» **Work task**
Could you repeat the records shown below exactly as written?

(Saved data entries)
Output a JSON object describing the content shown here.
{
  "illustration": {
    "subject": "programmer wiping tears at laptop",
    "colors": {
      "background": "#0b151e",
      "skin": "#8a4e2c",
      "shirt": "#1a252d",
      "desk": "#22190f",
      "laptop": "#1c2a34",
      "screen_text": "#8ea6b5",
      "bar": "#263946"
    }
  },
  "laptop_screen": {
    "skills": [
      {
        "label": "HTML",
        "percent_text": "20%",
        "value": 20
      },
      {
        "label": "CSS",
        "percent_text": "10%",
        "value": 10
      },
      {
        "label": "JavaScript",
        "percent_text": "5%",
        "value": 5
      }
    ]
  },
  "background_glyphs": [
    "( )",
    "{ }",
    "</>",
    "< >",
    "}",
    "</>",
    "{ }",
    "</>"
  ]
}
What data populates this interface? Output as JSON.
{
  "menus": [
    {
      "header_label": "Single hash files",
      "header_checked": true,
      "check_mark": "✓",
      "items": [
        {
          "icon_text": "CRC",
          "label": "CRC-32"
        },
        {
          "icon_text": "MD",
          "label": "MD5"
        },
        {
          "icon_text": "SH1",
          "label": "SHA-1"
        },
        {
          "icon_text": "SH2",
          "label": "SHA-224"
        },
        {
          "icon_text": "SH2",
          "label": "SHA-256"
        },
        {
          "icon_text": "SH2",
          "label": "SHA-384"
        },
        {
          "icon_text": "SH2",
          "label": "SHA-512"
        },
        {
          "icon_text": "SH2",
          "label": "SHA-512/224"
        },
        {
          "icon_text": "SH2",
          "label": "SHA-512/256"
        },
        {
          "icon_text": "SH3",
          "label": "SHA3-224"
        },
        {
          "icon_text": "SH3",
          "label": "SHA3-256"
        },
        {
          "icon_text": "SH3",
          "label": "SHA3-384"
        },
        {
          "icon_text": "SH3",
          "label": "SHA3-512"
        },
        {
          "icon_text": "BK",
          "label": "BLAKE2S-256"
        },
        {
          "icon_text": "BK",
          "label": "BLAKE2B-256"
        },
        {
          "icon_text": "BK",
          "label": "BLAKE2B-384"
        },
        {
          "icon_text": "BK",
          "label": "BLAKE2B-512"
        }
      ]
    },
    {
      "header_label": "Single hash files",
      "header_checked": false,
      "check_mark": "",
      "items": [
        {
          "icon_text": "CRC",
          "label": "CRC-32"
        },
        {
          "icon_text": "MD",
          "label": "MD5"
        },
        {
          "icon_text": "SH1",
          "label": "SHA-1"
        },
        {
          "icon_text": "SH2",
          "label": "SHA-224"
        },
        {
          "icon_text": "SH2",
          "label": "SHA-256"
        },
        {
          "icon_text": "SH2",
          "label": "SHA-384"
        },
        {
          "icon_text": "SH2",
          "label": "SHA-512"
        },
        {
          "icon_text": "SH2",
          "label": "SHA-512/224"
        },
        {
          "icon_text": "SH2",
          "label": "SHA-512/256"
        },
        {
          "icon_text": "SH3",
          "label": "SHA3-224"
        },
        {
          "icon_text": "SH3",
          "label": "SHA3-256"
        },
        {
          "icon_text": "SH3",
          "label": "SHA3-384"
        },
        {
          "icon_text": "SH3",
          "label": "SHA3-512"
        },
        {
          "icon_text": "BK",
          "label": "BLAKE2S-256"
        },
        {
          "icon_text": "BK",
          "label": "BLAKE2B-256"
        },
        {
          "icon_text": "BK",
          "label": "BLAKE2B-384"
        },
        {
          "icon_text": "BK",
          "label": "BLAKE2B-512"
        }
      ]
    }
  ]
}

» **Response area**
Output a JSON object describing the content shown here.
{
  "illustration": {
    "subject": "programmer wiping tears at laptop",
    "colors": {
      "background": "#0b151e",
      "skin": "#8a4e2c",
      "shirt": "#1a252d",
      "desk": "#22190f",
      "laptop": "#1c2a34",
      "screen_text": "#8ea6b5",
      "bar": "#263946"
    }
  },
  "laptop_screen": {
    "skills": [
      {
        "label": "HTML",
        "percent_text": "20%",
        "value": 20
      },
      {
        "label": "CSS",
        "percent_text": "10%",
        "value": 10
      },
      {
        "label": "JavaScript",
        "percent_text": "5%",
        "value": 5
      }
    ]
  },
  "background_glyphs": [
    "( )",
    "{ }",
    "</>",
    "< >",
    "}",
    "</>",
    "{ }",
    "</>"
  ]
}
What data populates this interface? Output as JSON.
{
  "menus": [
    {
      "header_label": "Single hash files",
      "header_checked": true,
      "check_mark": "✓",
      "items": [
        {
          "icon_text": "CRC",
          "label": "CRC-32"
        },
        {
          "icon_text": "MD",
          "label": "MD5"
        },
        {
          "icon_text": "SH1",
          "label": "SHA-1"
        },
        {
          "icon_text": "SH2",
          "label": "SHA-224"
        },
        {
          "icon_text": "SH2",
          "label": "SHA-256"
        },
        {
          "icon_text": "SH2",
          "label": "SHA-384"
        },
        {
          "icon_text": "SH2",
          "label": "SHA-512"
        },
        {
          "icon_text": "SH2",
          "label": "SHA-512/224"
        },
        {
          "icon_text": "SH2",
          "label": "SHA-512/256"
        },
        {
          "icon_text": "SH3",
          "label": "SHA3-224"
        },
        {
          "icon_text": "SH3",
          "label": "SHA3-256"
        },
        {
          "icon_text": "SH3",
          "label": "SHA3-384"
        },
        {
          "icon_text": "SH3",
          "label": "SHA3-512"
        },
        {
          "icon_text": "BK",
          "label": "BLAKE2S-256"
        },
        {
          "icon_text": "BK",
          "label": "BLAKE2B-256"
        },
        {
          "icon_text": "BK",
          "label": "BLAKE2B-384"
        },
        {
          "icon_text": "BK",
          "label": "BLAKE2B-512"
        }
      ]
    },
    {
      "header_label": "Single hash files",
      "header_checked": false,
      "check_mark": "",
      "items": [
        {
          "icon_text": "CRC",
          "label": "CRC-32"
        },
        {
          "icon_text": "MD",
          "label": "MD5"
        },
        {
          "icon_text": "SH1",
          "label": "SHA-1"
        },
        {
          "icon_text": "SH2",
          "label": "SHA-224"
        },
        {
          "icon_text": "SH2",
          "label": "SHA-256"
        },
        {
          "icon_text": "SH2",
          "label": "SHA-384"
        },
        {
          "icon_text": "SH2",
          "label": "SHA-512"
        },
        {
          "icon_text": "SH2",
          "label": "SHA-512/224"
        },
        {
          "icon_text": "SH2",
          "label": "SHA-512/256"
        },
        {
          "icon_text": "SH3",
          "label": "SHA3-224"
        },
        {
          "icon_text": "SH3",
          "label": "SHA3-256"
        },
        {
          "icon_text": "SH3",
          "label": "SHA3-384"
        },
        {
          "icon_text": "SH3",
          "label": "SHA3-512"
        },
        {
          "icon_text": "BK",
          "label": "BLAKE2S-256"
        },
        {
          "icon_text": "BK",
          "label": "BLAKE2B-256"
        },
        {
          "icon_text": "BK",
          "label": "BLAKE2B-384"
        },
        {
          "icon_text": "BK",
          "label": "BLAKE2B-512"
        }
      ]
    }
  ]
}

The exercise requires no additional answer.